YOUR INSTRUCTIONS:
Identify and copy all lines of the material where the string "запису" is found.
━━ RECORD SET ━━
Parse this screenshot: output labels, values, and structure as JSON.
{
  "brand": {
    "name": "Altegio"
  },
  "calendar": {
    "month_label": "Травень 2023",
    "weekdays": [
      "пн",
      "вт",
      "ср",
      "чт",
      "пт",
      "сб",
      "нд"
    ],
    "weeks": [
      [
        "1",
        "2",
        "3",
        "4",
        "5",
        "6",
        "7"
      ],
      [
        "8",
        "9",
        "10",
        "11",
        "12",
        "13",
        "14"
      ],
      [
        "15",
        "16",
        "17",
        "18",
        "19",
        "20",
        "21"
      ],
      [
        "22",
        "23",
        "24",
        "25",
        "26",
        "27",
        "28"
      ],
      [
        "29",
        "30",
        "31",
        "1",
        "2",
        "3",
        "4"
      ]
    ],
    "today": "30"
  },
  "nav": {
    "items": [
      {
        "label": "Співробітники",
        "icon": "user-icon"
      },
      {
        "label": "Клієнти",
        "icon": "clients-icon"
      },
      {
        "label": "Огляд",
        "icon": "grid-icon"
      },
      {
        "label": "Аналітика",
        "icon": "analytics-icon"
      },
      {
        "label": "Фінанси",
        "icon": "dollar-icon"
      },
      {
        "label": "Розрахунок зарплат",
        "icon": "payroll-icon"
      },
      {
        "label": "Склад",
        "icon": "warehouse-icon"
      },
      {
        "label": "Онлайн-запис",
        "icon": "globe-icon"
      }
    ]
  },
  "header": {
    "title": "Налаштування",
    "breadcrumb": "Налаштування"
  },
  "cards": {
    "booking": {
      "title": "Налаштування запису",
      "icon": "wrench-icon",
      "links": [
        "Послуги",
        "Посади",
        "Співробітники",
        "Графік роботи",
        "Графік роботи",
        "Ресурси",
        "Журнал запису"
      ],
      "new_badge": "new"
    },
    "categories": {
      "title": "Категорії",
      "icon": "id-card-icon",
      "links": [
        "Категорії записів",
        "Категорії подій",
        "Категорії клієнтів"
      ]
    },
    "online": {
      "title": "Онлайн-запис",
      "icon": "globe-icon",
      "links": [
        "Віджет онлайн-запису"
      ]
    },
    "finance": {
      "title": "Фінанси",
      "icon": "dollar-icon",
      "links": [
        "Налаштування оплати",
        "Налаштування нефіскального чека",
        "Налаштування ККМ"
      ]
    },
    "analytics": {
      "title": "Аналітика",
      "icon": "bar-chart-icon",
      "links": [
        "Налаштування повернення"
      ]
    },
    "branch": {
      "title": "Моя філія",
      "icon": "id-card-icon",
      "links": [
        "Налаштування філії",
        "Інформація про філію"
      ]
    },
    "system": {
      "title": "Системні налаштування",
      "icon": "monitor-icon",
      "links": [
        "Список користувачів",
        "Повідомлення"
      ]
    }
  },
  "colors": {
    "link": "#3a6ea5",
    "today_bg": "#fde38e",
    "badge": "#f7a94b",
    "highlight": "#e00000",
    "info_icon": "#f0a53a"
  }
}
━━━
ANSWER TO THE PROBLEM:
      "title": "Налаштування запису",
        "Журнал запису"
        "Віджет онлайн-запису"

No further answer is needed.